Task instructions:
Tally the lines in the data below in which the word "value" occurs, then give only the total.

Interface dataset entries:
- Opening Delimiter -
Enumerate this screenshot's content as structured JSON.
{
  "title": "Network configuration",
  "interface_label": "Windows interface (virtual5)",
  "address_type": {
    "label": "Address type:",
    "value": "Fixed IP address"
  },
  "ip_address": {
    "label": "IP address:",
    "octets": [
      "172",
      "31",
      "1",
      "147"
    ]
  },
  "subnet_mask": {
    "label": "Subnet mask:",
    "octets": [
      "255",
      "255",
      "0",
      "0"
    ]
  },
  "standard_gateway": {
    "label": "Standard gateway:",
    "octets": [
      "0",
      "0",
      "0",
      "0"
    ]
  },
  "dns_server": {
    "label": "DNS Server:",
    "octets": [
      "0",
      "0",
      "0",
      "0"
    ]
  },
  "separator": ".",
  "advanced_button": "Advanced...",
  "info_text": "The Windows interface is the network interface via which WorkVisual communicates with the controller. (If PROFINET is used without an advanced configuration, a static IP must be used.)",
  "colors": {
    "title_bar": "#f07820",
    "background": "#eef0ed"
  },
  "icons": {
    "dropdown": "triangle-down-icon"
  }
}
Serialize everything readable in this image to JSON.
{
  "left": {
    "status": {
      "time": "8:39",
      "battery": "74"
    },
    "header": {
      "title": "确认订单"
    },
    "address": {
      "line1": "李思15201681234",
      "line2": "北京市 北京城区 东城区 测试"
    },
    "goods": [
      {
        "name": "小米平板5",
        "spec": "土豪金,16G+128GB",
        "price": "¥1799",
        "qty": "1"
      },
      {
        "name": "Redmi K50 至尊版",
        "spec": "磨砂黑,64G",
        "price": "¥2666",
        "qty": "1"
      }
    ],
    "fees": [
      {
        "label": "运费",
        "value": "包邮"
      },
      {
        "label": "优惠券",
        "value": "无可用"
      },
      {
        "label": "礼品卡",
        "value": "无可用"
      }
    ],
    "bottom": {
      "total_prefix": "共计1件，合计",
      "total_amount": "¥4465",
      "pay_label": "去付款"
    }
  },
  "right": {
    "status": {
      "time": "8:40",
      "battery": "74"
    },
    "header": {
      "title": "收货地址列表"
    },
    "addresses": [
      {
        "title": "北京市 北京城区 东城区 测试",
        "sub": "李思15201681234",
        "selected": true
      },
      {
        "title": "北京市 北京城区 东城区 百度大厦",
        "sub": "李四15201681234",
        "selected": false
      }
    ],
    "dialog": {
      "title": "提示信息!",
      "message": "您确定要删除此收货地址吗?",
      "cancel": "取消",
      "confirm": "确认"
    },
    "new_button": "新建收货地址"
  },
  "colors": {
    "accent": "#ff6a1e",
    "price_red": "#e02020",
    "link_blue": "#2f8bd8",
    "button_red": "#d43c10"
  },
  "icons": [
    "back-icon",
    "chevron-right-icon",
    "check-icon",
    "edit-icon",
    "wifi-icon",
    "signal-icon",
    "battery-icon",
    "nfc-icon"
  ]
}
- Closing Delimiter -
Response to this exercise:
4